Achieving ambitious sustainability goals requires that industry, governments, academia and others work together. Our partners in sustainability have played a key role in helping industry improve the way we assess our environmental performance, and they have helped us better identify and communicate the vast potential chemical products hold in helping countries meet and exceed their sustainability objectives.



The World Business Council for Sustainable Development (WBCSD) is a CEO-led organization of forward-thinking companies that helps drive debate and policy change in favor of sustainable development solutions.

ICCA and the WBCSD first joined together in 2012 for a chemical sector sustainability project called Reaching Full Potential. The aim of the project was “to help the chemical sector harmonize approaches to sustainability measurement and define collaborative value chain solutions in order to scale up sustainable business solutions across the sector’s value chains.”

Our first objective was to develop practical guidelines to improve consistency in the assessment and reporting of avoided emissions. WBCSD drew upon existing life cycle assessment studies, company presentations, and expertise from participating chemical companies. Our work culminated in the ICCA and WBCSD’s Avoided Emissions Guidelines, released in 2013.


The International Energy Agency (IEA) is an international energy forum comprising 29 industrialized countries under the Organization for Economic Development and Cooperation (OECD). IEA’s overarching goal is to ensure reliable, affordable and clean energy for its member countries and beyond.

ICCA teamed up with IEA to develop our 2013 technology roadmap, Energy and GHG Reductions in the Chemical Industry via Catalytic Processes. Around 90 percent of chemical manufacturing processes use catalysis, and ICCA’s partnership with IEA helped us further explore how the chemical industry can use catalysts and other related technology to boost energy efficiency and reduce GHG emissions in manufacturing processes.

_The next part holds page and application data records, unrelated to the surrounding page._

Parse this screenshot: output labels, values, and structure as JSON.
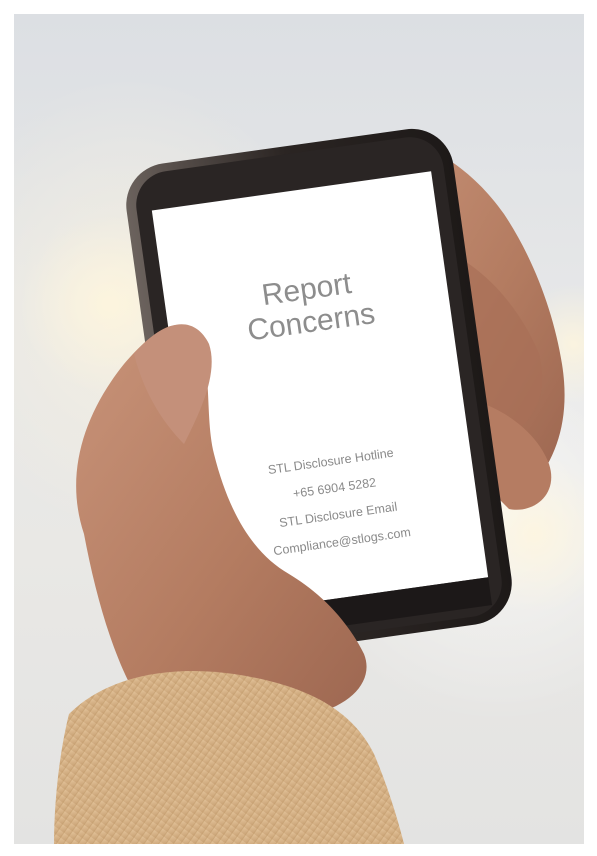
{
  "screen": {
    "title_line1": "Report",
    "title_line2": "Concerns",
    "hotline_label": "STL Disclosure Hotline",
    "hotline_number": "+65 6904 5282",
    "email_label": "STL Disclosure Email",
    "email_address": "Compliance@stlogs.com"
  },
  "colors": {
    "phone_body": "#2a2524",
    "screen_background": "#ffffff",
    "skin": "#b9836a",
    "sleeve": "#d8b488",
    "background": "#e4e5e6",
    "screen_text": "#8c8c8c"
  }
}
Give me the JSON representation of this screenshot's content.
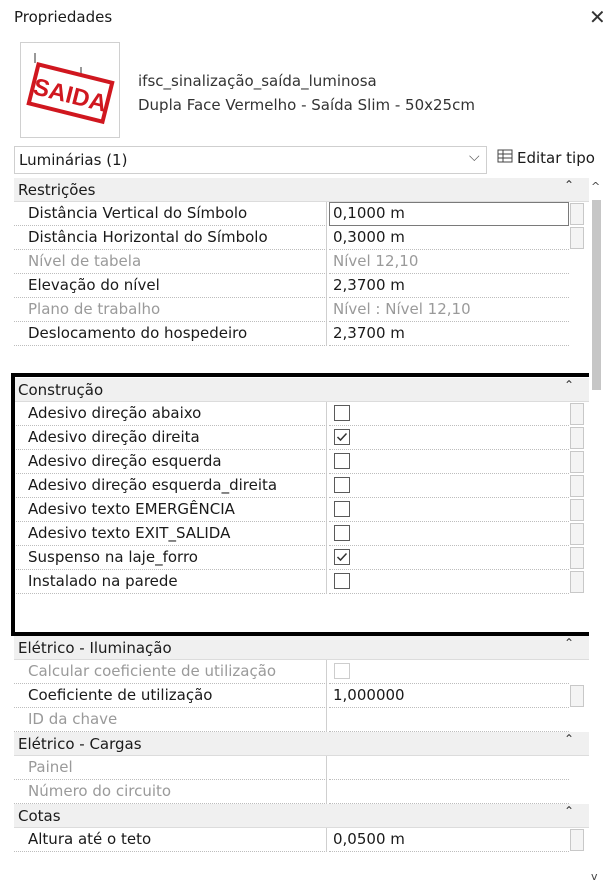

We also joined IEA for a Global Industry Experts Dialogue Workshop at their Paris headquarters in 2014. There, we helped to explore the role of catalysis and other game-changing innovations can play in meeting climate targets of the Energy Technology Perspectives 2015 project.

IEA logo
Return to Top